Would you show every line from the records that holds "Mesh"?

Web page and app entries
=== Section Start ===

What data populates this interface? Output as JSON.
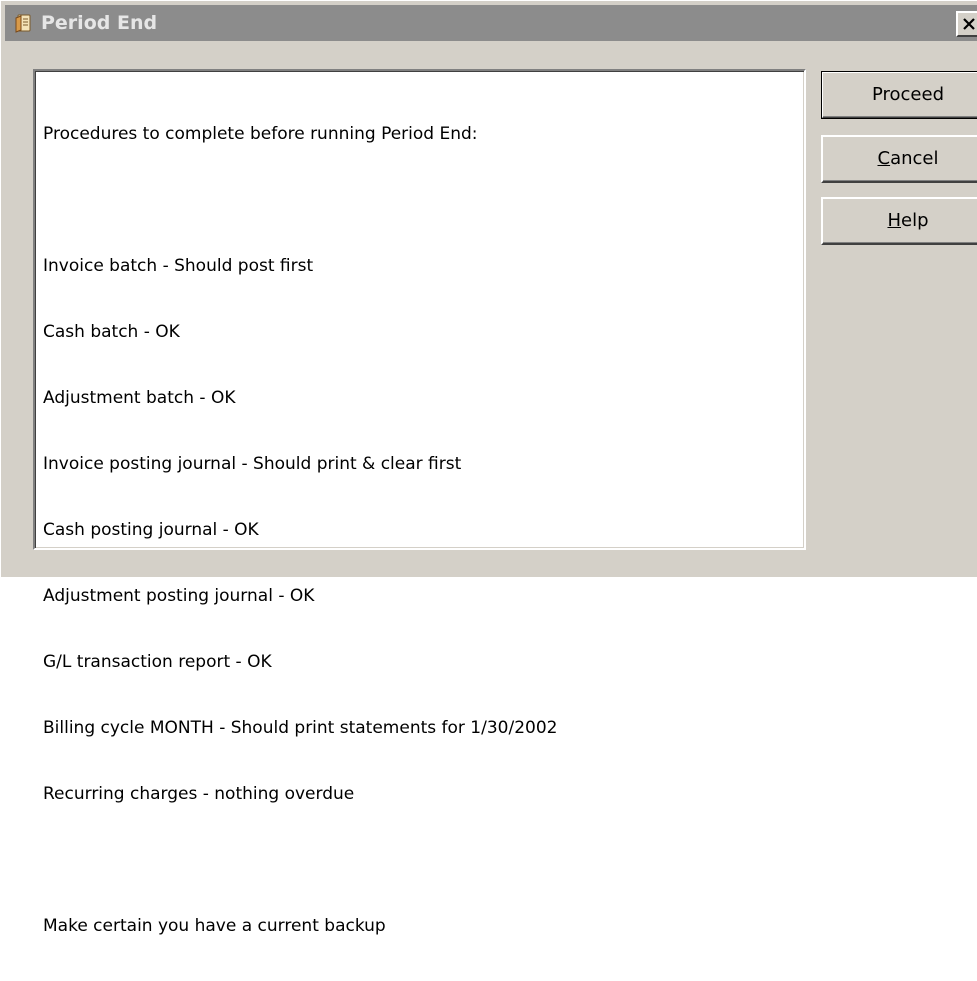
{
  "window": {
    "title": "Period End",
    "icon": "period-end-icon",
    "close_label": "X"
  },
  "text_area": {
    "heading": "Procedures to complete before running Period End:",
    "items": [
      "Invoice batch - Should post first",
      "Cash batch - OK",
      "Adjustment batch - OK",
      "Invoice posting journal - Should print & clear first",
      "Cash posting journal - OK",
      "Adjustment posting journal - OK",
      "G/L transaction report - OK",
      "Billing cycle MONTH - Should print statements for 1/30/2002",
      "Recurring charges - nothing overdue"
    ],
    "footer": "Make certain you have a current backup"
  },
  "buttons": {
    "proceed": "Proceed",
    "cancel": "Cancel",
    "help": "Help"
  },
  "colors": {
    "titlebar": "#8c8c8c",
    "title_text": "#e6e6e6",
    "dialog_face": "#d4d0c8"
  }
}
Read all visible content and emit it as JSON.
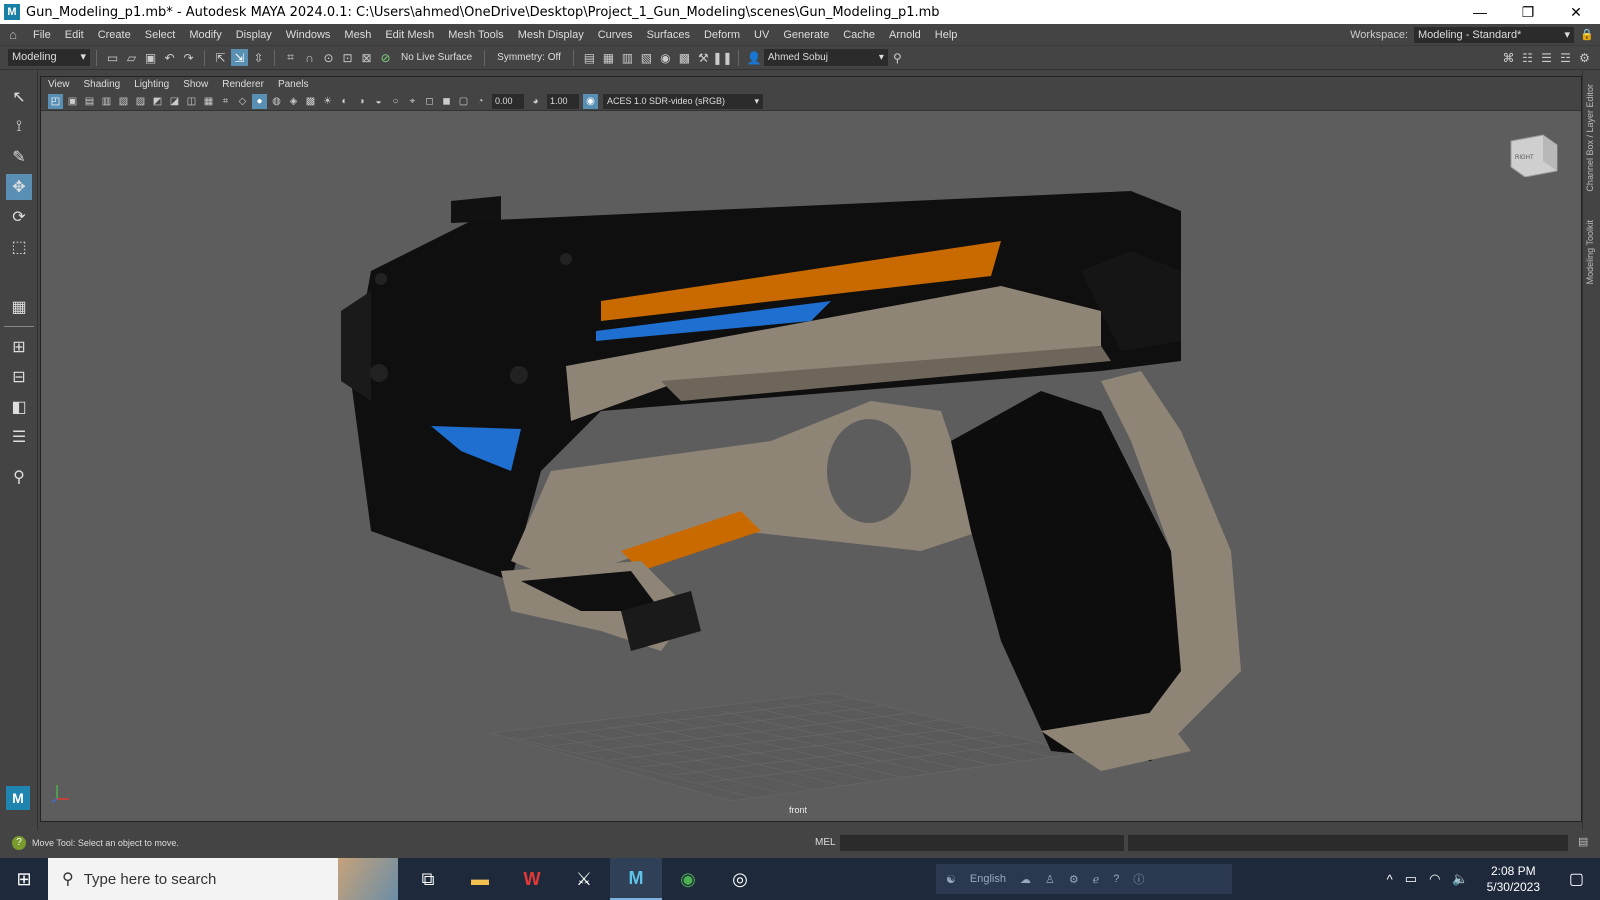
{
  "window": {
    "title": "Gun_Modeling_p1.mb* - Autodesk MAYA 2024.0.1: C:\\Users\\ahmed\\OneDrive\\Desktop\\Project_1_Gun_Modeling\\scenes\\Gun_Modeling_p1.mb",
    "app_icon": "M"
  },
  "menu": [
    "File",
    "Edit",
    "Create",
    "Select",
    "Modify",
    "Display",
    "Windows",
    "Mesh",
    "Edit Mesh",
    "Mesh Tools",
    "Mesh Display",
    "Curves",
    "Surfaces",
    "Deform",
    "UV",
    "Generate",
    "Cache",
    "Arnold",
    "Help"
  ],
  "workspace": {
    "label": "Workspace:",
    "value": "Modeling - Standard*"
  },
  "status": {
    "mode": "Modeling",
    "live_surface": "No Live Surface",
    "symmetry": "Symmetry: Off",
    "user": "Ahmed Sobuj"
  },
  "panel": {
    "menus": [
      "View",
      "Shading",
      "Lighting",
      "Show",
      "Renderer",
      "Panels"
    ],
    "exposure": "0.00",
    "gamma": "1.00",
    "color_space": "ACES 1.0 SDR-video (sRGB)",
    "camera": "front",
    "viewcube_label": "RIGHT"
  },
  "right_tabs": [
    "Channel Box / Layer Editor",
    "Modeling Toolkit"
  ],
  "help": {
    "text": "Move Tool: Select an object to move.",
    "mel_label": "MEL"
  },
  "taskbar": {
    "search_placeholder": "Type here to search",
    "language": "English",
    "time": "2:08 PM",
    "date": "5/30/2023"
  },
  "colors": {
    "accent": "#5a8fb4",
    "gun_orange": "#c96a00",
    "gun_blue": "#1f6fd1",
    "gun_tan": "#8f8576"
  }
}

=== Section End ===
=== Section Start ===

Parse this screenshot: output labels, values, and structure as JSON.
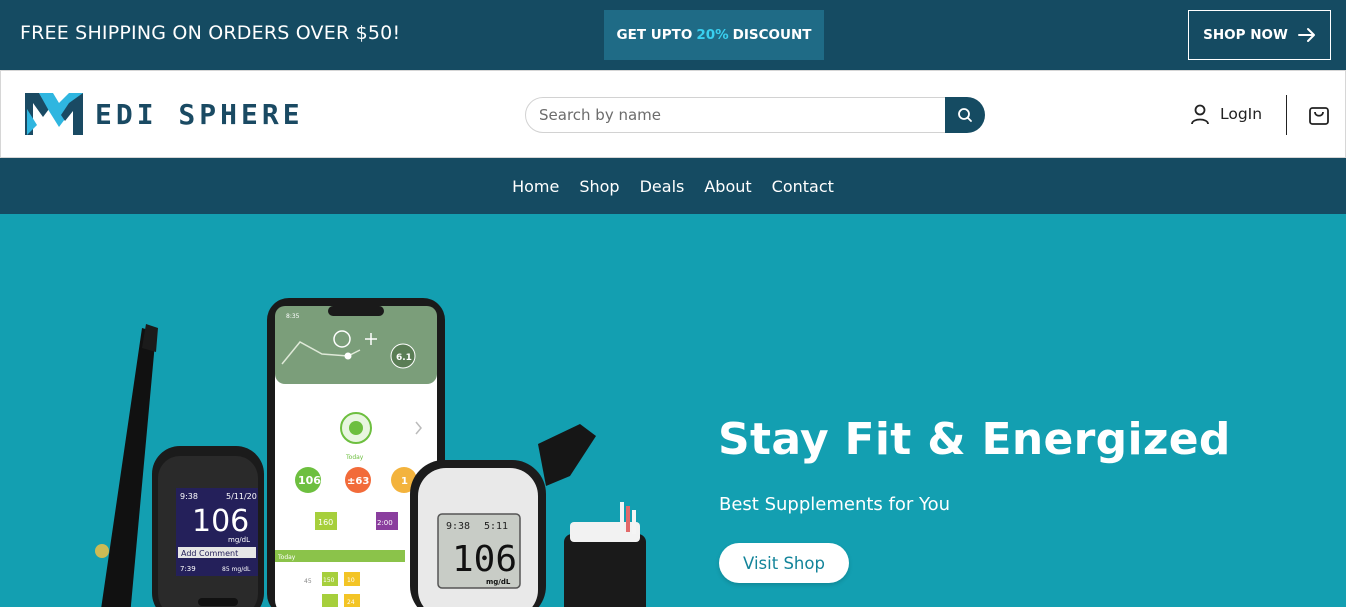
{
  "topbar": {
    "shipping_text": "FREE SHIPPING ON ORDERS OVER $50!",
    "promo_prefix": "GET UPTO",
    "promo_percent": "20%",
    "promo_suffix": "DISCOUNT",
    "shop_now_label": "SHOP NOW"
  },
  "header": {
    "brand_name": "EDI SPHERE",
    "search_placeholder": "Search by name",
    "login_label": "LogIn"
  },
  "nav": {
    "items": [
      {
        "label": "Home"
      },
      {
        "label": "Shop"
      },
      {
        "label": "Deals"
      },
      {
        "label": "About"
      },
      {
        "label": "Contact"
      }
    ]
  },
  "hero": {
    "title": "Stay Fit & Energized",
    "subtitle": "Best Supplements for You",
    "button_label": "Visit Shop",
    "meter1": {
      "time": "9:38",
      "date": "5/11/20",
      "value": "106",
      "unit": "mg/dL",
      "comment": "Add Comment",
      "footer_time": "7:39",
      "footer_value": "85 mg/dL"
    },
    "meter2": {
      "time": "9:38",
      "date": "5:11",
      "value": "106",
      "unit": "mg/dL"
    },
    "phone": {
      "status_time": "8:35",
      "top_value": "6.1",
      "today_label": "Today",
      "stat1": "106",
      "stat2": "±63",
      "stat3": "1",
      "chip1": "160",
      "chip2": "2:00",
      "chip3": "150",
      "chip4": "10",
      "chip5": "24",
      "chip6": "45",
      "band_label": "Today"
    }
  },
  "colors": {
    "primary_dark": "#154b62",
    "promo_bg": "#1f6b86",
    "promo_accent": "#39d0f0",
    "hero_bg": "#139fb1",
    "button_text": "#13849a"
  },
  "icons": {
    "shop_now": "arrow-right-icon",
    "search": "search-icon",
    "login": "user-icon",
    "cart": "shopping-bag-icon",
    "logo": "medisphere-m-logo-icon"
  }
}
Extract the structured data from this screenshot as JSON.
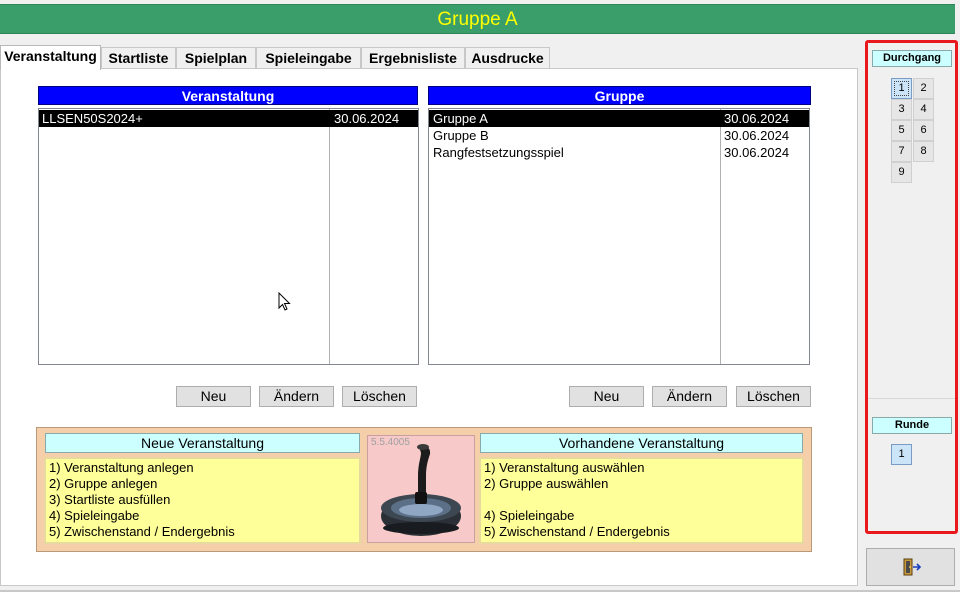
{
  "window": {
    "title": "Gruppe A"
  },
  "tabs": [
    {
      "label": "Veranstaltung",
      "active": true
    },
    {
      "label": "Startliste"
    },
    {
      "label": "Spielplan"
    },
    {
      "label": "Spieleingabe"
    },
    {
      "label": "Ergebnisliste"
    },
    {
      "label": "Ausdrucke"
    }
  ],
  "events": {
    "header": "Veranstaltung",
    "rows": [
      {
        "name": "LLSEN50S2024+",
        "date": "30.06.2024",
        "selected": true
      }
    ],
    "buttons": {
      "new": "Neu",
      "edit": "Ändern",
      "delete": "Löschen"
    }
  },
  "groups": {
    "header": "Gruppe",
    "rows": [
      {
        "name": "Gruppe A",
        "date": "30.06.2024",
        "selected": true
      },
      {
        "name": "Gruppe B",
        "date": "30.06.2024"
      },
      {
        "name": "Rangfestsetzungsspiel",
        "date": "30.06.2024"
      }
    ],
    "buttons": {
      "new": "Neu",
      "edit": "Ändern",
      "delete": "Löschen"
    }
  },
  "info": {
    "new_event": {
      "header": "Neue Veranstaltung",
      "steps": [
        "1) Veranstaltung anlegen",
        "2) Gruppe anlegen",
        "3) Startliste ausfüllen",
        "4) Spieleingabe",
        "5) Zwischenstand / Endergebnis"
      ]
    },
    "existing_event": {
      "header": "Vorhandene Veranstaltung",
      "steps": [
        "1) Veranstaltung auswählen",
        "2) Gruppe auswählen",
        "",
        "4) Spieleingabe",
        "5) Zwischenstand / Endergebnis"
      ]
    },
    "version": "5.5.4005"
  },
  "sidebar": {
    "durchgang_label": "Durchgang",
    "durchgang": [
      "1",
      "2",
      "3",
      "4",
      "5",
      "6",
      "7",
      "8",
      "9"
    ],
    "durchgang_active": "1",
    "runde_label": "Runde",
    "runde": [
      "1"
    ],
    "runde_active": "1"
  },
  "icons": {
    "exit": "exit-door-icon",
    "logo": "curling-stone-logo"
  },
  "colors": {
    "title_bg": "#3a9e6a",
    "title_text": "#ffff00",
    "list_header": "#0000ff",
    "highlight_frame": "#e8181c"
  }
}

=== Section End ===
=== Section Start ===

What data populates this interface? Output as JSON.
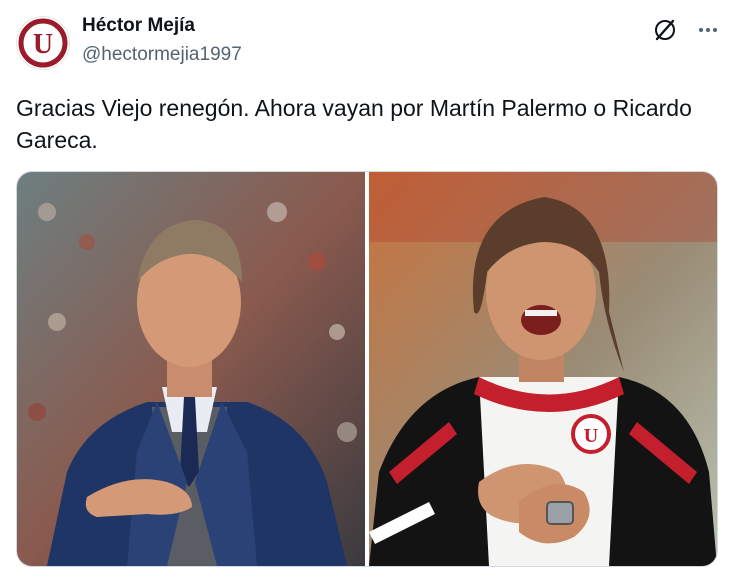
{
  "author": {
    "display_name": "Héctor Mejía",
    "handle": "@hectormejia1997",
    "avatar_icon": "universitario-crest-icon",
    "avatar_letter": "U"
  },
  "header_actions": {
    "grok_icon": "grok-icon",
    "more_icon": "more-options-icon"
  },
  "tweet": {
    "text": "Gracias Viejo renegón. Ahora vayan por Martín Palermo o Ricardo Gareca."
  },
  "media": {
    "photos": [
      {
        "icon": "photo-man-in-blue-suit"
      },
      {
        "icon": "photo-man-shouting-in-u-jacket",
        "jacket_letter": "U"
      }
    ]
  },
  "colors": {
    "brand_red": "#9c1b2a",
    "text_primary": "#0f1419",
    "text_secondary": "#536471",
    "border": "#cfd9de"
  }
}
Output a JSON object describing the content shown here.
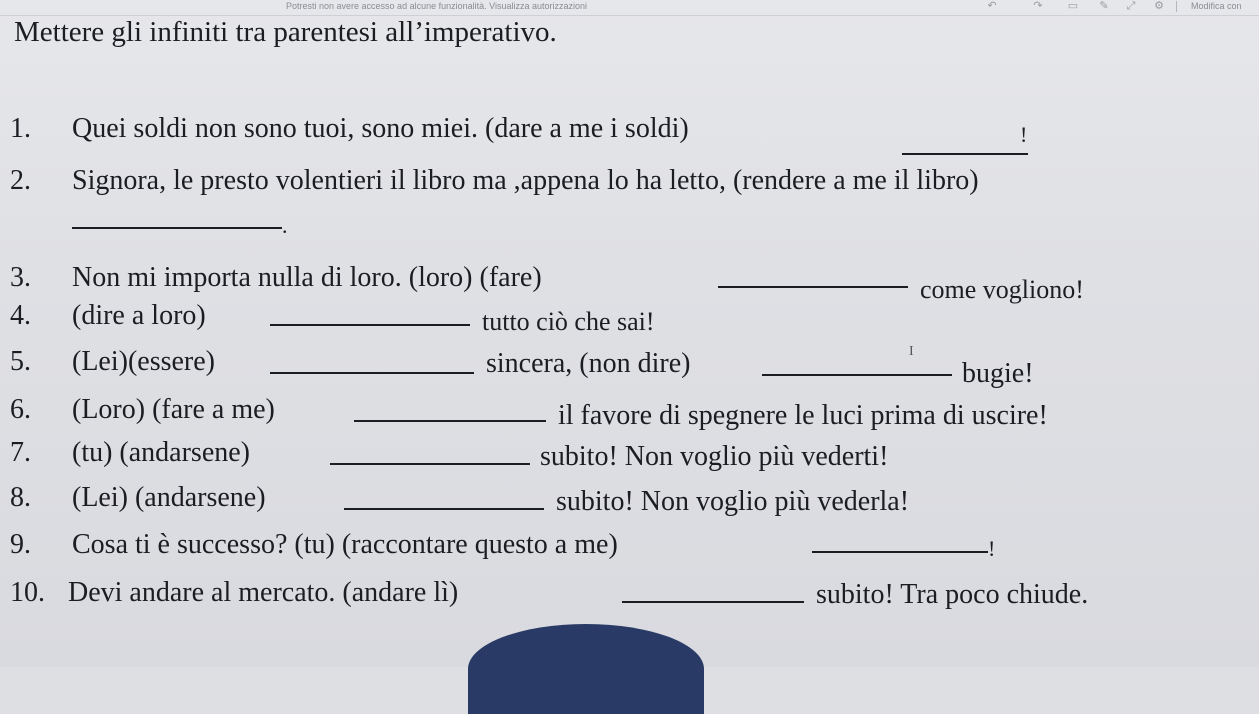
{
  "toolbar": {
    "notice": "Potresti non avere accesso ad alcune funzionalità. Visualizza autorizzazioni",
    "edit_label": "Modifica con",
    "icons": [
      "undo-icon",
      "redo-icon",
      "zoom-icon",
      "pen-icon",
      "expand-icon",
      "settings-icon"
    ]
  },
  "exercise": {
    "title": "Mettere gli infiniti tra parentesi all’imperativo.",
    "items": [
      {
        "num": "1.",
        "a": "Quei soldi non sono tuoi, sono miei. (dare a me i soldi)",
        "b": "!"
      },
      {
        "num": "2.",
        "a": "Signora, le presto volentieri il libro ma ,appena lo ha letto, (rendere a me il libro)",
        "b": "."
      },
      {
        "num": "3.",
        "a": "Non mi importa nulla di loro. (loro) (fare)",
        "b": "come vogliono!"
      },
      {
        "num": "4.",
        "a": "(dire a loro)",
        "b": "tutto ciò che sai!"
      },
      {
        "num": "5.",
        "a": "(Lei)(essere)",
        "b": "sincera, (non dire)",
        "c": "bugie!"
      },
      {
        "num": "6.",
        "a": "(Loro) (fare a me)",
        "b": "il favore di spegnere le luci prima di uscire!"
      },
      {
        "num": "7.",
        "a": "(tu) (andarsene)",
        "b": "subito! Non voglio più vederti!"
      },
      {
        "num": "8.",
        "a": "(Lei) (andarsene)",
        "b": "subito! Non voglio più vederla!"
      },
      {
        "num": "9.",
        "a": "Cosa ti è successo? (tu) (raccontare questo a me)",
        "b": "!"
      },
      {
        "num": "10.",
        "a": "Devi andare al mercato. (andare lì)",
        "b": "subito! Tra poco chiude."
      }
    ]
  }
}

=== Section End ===

**Response to this task**
    "Mesh",
    "Edit Mesh",
    "Mesh Tools",
    "Mesh Display",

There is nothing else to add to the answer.